Spring training is just days away. We’re on the verge of a whole new year of baseball with amazing potential, and we’re starting to get a glimpse of what each team will look like for the 2015 season.
No team is exactly the same from year to year. Even with a returning core of players, there will inevitably be trades, free agency, or retirements that change the makeup of the team. Change is part of life, and baseball life is no exception. Maybe one of the downfalls of being a female fan is becoming too attached to one favorite player, or a player on one specific team. Still, life goes on and we adapt to the change.
Earlier this winter I wrote about my off season thoughts. Most of the moves I’ve seen for my favorite teams have been disappointing. Some of my favorite players left for other teams – but at the same time, my favorite teams have acquired a few new players I am excited to see. Again, adapt to the changes.
But there’s one move I’m still not comfortable with, and that’s Shane Greene going to Detroit. Is he the best pitcher MLB ever saw? Absolutely not – and he’s not even the best pitchers the Yankees have ever had. But from the very first time I saw him pitch, I liked him.

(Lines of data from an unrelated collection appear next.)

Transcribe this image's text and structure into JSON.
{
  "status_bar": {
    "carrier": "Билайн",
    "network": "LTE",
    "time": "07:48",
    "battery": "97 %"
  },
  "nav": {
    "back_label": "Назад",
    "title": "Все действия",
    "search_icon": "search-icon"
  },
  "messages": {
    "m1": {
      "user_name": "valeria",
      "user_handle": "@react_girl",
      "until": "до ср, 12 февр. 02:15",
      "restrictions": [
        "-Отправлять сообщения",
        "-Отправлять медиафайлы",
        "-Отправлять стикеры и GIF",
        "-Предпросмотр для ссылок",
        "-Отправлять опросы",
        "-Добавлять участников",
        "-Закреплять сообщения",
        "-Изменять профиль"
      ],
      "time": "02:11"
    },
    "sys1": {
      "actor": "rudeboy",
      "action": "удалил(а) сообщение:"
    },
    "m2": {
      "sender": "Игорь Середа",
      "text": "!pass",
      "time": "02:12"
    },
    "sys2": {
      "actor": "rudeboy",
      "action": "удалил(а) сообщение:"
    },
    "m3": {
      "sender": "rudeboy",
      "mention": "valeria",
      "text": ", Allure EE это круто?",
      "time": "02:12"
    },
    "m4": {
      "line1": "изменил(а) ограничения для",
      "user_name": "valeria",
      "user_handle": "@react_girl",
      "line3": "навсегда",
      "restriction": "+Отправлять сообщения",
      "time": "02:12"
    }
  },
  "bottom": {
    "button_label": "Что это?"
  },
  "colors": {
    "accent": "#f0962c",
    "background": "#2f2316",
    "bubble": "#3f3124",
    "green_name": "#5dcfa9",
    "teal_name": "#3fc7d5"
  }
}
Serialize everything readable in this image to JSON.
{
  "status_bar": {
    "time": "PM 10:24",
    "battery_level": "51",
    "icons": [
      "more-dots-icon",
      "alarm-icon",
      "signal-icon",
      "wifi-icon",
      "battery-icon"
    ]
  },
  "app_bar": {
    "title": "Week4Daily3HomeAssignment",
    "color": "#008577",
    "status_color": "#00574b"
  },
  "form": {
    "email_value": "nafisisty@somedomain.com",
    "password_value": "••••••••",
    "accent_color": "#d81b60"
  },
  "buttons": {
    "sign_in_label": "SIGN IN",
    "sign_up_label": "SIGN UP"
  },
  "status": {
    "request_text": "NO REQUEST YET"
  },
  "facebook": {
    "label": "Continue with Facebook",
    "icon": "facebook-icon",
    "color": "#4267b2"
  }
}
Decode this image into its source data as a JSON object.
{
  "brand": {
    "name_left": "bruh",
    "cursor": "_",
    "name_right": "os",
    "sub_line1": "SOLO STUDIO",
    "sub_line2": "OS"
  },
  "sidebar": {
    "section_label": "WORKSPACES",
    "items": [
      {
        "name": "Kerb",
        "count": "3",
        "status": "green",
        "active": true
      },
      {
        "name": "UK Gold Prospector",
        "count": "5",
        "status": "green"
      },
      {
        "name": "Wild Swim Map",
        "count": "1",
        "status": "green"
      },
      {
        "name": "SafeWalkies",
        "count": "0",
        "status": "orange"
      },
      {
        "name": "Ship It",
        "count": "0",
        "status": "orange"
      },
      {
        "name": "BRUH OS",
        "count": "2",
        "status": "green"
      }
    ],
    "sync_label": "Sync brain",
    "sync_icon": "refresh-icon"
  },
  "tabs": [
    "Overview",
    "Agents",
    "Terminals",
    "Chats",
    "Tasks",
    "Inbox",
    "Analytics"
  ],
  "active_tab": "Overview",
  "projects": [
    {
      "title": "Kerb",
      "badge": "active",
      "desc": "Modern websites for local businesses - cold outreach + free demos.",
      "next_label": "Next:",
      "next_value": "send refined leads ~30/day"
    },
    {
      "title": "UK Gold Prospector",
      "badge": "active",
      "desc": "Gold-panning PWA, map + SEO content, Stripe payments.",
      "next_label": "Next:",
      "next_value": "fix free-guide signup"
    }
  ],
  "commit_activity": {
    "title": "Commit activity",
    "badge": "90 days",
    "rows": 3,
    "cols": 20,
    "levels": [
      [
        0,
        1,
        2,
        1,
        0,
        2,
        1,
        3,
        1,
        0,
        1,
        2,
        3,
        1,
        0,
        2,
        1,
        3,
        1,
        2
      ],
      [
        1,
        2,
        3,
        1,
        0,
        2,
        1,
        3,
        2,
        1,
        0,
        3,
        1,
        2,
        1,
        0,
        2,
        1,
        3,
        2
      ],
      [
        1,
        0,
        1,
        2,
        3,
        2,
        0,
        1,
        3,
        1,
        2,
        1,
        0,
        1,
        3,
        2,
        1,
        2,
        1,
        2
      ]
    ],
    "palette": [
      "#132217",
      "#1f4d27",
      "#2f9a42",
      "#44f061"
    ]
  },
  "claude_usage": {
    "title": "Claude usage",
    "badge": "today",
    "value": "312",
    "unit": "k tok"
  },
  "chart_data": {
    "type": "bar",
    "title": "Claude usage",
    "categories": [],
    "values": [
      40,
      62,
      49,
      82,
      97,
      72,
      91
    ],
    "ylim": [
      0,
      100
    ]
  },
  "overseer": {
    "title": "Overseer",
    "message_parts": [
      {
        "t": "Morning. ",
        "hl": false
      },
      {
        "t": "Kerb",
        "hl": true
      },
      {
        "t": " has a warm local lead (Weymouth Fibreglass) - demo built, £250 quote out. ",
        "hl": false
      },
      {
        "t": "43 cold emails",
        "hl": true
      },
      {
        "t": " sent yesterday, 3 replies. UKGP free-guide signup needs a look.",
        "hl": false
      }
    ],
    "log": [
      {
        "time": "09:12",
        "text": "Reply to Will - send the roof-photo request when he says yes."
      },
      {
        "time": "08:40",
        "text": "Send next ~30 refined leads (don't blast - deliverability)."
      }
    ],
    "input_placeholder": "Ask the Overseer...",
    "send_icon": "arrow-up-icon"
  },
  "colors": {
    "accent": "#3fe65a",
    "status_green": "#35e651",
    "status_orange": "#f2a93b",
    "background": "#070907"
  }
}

I’ve mentioned before that I was lucky enough to be in Cleveland on July 7, Green’s first start after being called up the majors. He remained in the Yankees rotation for the remainder of the 2014 season, finishing the season with a 5-4 record and 3.78 ERA. Those aren’t jaw-dropping stats, but for a 25-year-old rookie, who had previously lost a pitching scholarship and transferred to a community college when after had to undergo Tommy John surgery, it was respectable. And enough to catch the attention of the Detroit Tigers.
Like with any rookie, things weren’t always perfect. There were innings where the pitching simply fell apart. There was a game he seemed to forget how to field anything. But for the most part, the kid walked out to pitchers mound, took a deep breath, focused – and got to work.
(Losing Greene doesn’t mean I’m not excited for the acquisition of Didi Gregorius, who came to the Yankees in the same three-team trade. Considering the moves two separate events, I would have loved to somehow get the young shortstop and keep the young pitcher.)
For all the injuries and uncertainties for the 2014 Yankees, pitching became the team’s strength. Going into 2015, pitching is much less secure – primarily due to injuries. Having Greene in the rotation wouldn’t necessarily solidify the team, but as a fan I would feel more confident than I do going into the upcoming season.
While it may suck to see him with another team, I hope Shane Greene continues to grow and develop into a solid pitcher. My fear is he does exactly that, and the Yankees are left kicking themselves for letting him go. He likely doesn’t have a Hall of Fame career ahead of him, but you never know. Regardless of where his career takes him, I can honestly see him being a productive pitcher for the Tigers, and any other teams he may pitch for.
Good luck Shane Greene – it was a great to witness the start of your career.